Northern Rough winged Swallow Seen regularly at suitable sites
Cave Swallow 1 at Dry Tortugas and several at SW216th St site
Barn Swallow 1 at Kissimmee and a few at Dry Tortugas
Blue Jay Common and seen regularly
Florida Scrub Jay 2 at Archbold, 1 along the road to the south of there, and 2 at Briggs
American Crow Common
Fish Crow Common
Tufted Titmouse Singles at Reedy Lake and Six mile Cypress Reserve
Brown headed Nuthatch Seen at Joe Overstreet Road and Arbuckle Forest
Red whiskered Bulbul 2 at Kendall Baptist Hospital
Carolina Wren Seen regularly at suitable sites
Ruby crowned Kinglet One by Reedy Lake
Blue grey Gnatcatcher Several seen regularly at suitable sites
Eastern Bluebird Several around Three Lakes/Kissimmee included an unfortunate male which regrettably collided with our car.

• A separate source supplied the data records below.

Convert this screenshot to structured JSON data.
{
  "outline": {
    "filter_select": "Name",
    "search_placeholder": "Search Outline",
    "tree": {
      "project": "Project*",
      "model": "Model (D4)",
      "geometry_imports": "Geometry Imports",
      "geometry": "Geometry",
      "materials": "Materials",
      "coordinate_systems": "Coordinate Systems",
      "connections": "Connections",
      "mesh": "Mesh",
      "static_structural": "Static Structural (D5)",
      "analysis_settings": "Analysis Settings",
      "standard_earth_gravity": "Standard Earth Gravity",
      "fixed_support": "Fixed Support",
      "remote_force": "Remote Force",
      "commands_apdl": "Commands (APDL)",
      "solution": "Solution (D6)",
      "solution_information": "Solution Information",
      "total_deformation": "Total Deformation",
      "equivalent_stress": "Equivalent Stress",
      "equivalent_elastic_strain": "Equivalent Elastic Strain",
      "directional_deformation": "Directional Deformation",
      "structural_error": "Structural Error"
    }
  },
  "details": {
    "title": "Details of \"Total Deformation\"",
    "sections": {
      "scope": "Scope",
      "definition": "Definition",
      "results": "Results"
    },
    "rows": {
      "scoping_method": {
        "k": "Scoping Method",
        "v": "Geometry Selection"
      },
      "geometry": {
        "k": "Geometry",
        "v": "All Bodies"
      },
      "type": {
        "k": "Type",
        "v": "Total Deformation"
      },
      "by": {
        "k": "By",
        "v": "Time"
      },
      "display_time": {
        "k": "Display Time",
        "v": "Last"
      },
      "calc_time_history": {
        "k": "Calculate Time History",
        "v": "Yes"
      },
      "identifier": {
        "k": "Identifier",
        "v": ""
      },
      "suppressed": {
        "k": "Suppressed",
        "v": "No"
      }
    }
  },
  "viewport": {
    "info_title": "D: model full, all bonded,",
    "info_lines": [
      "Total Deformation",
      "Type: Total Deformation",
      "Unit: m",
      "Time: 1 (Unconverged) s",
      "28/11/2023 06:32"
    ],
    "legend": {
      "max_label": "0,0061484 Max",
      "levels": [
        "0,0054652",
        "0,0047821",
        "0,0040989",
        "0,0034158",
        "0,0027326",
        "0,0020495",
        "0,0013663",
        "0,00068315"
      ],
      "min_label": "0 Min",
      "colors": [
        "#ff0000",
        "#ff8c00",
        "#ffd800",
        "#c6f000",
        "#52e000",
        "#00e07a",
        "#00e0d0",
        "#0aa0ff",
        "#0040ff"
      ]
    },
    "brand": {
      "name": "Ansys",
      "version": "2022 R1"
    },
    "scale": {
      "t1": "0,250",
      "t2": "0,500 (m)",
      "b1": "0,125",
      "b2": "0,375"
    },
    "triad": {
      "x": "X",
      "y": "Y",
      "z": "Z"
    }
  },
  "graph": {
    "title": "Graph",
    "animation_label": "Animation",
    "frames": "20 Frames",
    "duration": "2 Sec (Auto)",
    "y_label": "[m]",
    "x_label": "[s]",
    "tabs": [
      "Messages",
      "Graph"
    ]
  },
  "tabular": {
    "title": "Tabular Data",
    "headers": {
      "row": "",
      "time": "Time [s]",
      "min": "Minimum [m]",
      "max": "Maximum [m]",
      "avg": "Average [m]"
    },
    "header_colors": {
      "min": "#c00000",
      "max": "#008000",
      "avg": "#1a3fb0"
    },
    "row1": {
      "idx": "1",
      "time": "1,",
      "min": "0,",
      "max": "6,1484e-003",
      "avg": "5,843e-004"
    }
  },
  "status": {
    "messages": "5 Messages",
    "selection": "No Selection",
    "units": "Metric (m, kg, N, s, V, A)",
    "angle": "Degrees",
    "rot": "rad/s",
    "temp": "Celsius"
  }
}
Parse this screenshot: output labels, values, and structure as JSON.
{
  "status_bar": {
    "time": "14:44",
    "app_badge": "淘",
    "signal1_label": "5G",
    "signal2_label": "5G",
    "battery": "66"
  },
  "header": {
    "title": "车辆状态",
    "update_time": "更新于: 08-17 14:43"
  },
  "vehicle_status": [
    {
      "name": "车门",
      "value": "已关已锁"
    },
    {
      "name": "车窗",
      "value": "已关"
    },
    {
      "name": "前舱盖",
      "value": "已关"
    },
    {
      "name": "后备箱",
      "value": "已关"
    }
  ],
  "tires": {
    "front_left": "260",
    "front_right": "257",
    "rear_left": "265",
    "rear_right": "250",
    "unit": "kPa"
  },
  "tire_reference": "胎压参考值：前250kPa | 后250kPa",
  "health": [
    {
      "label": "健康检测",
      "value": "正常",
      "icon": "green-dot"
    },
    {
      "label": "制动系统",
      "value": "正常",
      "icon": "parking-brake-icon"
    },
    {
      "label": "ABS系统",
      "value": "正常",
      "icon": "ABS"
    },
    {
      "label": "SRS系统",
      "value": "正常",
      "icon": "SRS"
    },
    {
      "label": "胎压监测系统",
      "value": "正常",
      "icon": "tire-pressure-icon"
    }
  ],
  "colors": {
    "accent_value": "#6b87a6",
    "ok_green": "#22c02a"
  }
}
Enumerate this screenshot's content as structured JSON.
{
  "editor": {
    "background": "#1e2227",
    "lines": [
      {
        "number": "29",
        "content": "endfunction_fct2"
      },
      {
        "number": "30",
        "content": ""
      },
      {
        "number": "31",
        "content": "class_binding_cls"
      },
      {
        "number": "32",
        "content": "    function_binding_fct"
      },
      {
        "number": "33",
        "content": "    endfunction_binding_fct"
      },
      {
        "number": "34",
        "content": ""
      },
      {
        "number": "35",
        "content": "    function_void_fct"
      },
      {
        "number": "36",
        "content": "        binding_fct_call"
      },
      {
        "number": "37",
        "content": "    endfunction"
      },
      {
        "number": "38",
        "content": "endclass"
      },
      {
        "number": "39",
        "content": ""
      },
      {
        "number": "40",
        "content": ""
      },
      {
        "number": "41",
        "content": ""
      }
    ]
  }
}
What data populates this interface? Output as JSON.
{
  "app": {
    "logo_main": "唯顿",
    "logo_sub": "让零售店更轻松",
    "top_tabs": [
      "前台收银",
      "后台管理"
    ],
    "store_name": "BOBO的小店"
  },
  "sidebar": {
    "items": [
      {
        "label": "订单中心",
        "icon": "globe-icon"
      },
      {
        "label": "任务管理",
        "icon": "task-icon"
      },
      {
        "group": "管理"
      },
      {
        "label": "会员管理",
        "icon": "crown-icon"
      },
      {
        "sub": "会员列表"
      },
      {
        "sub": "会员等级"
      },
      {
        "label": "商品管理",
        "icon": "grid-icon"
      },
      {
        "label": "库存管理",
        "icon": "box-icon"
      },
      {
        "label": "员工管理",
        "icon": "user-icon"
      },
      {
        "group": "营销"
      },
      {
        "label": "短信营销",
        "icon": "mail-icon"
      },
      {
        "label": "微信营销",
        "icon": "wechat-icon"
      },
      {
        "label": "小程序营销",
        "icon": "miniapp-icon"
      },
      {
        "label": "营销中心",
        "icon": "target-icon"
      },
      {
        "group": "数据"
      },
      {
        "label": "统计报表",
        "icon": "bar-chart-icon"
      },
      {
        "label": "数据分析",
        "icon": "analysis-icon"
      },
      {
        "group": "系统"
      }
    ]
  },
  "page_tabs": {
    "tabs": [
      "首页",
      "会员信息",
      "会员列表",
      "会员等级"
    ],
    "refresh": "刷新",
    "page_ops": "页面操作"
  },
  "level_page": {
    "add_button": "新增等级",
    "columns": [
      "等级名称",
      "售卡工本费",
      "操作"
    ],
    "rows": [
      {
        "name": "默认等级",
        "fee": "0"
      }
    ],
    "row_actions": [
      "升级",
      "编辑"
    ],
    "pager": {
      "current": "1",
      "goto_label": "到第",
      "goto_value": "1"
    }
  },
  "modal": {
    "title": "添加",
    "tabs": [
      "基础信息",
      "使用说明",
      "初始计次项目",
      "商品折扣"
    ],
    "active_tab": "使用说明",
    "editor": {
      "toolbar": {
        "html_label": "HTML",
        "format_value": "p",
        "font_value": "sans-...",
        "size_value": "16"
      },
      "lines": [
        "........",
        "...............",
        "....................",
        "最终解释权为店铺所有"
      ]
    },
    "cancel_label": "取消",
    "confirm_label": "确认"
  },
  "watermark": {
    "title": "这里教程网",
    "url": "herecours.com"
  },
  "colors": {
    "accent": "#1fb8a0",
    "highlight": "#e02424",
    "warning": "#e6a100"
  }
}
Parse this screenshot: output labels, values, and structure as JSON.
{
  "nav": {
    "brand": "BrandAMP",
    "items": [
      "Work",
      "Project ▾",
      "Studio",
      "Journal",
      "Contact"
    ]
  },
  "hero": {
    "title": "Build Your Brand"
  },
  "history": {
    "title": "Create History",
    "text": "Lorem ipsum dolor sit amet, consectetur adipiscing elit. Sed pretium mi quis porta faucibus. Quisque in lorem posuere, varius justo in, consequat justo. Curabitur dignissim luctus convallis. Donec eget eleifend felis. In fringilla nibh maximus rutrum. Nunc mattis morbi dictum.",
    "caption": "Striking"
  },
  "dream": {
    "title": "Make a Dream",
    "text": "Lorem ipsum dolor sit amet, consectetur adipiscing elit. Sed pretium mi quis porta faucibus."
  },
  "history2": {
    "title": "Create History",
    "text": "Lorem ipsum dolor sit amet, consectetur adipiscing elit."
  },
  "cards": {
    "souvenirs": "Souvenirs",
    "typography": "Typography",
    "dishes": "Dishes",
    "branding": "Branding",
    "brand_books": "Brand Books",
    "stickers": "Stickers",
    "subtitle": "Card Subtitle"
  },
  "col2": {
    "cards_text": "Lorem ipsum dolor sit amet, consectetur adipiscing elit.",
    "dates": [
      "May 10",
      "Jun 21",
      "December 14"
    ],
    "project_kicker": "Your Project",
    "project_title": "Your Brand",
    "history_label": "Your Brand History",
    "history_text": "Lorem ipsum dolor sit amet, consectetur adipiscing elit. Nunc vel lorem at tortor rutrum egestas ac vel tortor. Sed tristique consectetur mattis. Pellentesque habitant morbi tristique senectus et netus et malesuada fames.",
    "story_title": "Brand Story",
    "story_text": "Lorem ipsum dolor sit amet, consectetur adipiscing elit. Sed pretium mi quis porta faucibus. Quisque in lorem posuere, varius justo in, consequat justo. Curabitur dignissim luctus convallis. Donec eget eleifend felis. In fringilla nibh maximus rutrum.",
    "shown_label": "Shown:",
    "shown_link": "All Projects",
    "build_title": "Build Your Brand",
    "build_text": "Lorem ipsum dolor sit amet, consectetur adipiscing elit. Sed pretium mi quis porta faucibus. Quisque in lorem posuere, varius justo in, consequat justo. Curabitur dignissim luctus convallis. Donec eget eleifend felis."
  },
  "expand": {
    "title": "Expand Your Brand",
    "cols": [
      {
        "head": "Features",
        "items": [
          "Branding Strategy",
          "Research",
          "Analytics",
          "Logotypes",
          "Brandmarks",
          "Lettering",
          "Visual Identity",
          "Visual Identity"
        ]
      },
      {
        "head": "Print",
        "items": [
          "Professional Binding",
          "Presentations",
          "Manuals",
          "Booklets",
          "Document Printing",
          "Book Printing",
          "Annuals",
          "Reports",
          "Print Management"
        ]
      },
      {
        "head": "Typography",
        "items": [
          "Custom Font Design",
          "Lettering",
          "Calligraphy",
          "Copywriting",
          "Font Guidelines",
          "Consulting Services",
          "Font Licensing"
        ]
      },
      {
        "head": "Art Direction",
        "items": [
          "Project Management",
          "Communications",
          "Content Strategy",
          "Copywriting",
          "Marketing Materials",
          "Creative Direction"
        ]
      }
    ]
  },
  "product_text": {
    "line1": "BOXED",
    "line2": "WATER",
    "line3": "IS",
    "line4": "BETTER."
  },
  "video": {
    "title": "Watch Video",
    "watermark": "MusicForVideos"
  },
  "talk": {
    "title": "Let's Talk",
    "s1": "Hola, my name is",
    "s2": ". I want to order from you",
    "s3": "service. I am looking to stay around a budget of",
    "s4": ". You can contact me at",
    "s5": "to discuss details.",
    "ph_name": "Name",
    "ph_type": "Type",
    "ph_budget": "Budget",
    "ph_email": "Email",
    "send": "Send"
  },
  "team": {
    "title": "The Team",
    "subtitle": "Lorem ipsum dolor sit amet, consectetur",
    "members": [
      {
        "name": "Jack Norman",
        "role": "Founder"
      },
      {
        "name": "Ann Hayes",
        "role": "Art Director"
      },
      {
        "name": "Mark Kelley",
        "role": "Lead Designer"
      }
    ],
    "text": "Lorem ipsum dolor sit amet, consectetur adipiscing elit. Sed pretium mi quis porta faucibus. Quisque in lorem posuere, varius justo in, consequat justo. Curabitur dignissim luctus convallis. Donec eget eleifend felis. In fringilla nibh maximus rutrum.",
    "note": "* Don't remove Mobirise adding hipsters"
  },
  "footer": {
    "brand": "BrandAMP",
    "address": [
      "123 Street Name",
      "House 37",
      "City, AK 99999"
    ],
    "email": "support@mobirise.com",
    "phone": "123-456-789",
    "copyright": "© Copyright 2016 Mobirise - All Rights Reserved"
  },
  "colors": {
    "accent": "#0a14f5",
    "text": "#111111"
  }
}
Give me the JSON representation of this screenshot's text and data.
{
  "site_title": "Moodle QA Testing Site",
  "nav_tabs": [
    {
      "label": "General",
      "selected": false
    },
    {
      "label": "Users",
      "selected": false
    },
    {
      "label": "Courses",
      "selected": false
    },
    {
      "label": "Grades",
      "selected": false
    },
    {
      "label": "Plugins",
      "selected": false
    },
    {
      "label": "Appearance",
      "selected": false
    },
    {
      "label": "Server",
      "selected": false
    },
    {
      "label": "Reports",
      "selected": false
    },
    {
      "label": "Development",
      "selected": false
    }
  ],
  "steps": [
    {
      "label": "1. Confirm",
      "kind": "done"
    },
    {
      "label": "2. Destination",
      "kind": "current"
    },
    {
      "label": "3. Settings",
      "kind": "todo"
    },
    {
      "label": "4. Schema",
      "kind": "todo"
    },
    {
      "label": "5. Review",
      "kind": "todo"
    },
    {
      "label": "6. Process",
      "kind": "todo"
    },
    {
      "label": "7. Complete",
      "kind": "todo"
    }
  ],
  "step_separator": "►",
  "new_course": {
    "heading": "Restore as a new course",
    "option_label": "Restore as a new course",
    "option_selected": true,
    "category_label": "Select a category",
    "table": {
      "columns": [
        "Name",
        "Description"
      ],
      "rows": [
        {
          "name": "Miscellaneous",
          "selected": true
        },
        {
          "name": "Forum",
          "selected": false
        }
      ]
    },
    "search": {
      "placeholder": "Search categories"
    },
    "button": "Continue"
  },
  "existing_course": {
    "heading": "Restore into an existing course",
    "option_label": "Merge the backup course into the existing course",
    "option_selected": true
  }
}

Wood Thrush A single seen by the river at Oscar Scherer Park was a surprise sighting
Grey Catbird Common
Brown Thrasher Singles at Rainey Slough, Chekika and Kendall
Cedar Waxwing Flocks seen at Ft. Lauderdale, Chokoloskee and Mary Krome Park
Loggerhead Shrike Seen regularly throughout
European Starling Common
Common Myna Odd birds seen around Homestead
White eyed Vireo Several seen (and heard) throughout
Blue headed Vireo Odd birds seen regularly
Orange crowned Warbler 1 at Jackson Lake
Northern Parula Seen regularly throughout in small numbers
Magnolia Warbler 2 at A.D.Barnes Park
Cape May Warbler 1 male at A.D.Barnes Park
Yellow rumped Warbler Seen regularly
Yellow throated Warbler Singles at Griffin Road Park and Dry Tortugas
Pine Warbler Seen and heard at Three Lakes WMA and Arbuckle Forest
Prairie Warbler Common and seen regularly at suitable sites
Palm Warbler Numerous and seen throughout
Black and White Warbler Seen at several sites, with 4 at A.D.Barnes Park
American Redstart 1 male and 3 females at A.D.Barnes Park
Worm eating Warbler 1 on Snake Bight Trail
Common Yellowthroat Seen regularly
Northern Cardinal Common
Blue Grosbeak A female at Krome Railroad site
Indigo Bunting 3 at Krome Railroad and one at A.D.Barnes Park
Painted Bunting A female seen on Snake Bight Trail
Dickcissel One at Krome Railroad site
Eastern Towhee Seen regularly
Bachman's Sparrow Heard calling at Three Lakes WMA and Joe Overstreet Road.
Chipping Sparrow 6 at Lake Jackson
Savannah Sparrow Seen at Lake Jackson, Kissimmee and Rainey Slough
Grasshopper Sparrow 1 seen well at the disused Airboat Stand site on US41
Seaside Sparrow 1 at Everglades NP
Red winged Blackbird Very common and seen regularly
Eastern Meadowlark Seen regularly at suitable sites
Boat tailed Grackle Common
Common Grackle Common
Brown headed Cowbird Only birds noted were 3 at Joe Overstreet Road and 4 at Homestead
House Sparrow Seen regularly